■ **Material for this task**:
--------------------------------------------------

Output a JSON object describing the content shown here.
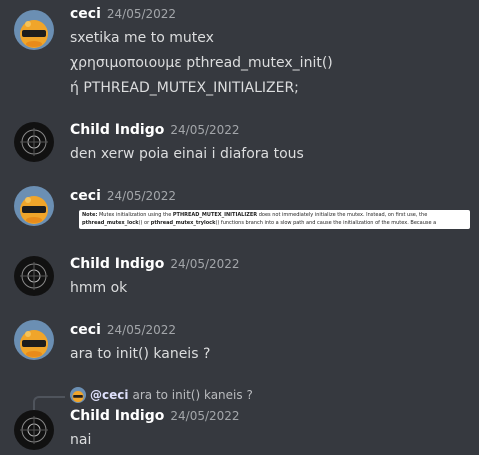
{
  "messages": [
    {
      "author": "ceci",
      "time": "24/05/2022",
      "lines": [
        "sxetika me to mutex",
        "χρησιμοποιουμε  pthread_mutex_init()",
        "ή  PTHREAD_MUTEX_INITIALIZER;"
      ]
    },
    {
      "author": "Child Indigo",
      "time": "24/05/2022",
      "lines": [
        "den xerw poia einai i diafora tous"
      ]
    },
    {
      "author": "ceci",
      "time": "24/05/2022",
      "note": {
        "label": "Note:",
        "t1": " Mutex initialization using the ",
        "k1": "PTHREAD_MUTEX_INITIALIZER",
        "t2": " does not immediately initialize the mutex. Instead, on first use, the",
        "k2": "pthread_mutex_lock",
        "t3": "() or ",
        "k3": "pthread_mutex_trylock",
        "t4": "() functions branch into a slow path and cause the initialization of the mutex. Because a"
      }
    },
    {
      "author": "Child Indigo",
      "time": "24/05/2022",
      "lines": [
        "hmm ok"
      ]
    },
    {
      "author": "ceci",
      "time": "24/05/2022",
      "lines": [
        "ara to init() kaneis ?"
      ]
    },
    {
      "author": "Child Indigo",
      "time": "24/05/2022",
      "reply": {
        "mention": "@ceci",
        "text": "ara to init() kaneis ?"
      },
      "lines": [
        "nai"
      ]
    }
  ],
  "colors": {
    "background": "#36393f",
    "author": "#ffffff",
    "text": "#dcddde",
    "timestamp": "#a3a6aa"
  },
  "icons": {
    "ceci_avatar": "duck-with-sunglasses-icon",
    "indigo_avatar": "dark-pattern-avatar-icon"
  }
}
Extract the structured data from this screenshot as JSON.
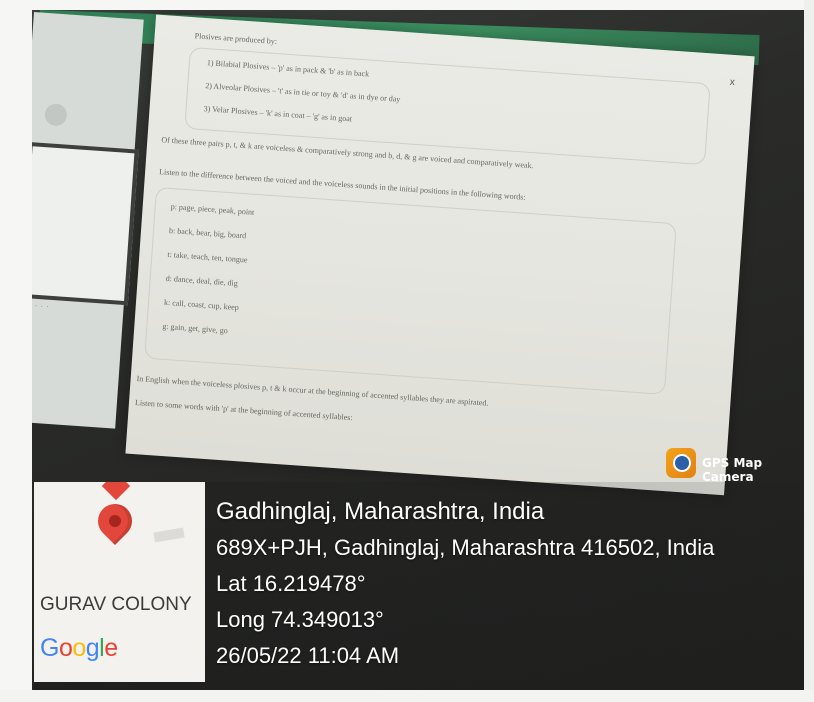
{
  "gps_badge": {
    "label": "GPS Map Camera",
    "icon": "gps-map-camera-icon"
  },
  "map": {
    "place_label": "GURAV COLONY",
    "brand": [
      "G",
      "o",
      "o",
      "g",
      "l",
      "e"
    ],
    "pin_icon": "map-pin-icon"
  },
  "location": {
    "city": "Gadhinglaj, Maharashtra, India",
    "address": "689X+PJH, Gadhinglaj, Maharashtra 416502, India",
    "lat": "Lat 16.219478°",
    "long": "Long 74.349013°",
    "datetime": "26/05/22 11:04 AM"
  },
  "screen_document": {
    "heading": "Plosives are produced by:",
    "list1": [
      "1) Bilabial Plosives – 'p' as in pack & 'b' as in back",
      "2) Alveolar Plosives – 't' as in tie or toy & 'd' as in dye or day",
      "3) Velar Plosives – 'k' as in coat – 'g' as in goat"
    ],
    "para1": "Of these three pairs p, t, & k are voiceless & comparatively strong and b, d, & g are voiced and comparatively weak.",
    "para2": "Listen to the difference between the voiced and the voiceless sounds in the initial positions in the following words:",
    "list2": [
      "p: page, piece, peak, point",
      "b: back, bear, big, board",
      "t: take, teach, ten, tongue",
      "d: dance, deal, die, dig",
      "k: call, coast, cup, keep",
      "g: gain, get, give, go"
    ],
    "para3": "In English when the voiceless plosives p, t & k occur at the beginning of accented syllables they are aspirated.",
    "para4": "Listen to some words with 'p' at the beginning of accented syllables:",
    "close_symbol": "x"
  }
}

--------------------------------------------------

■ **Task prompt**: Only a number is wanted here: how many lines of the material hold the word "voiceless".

■ **Output below**: 3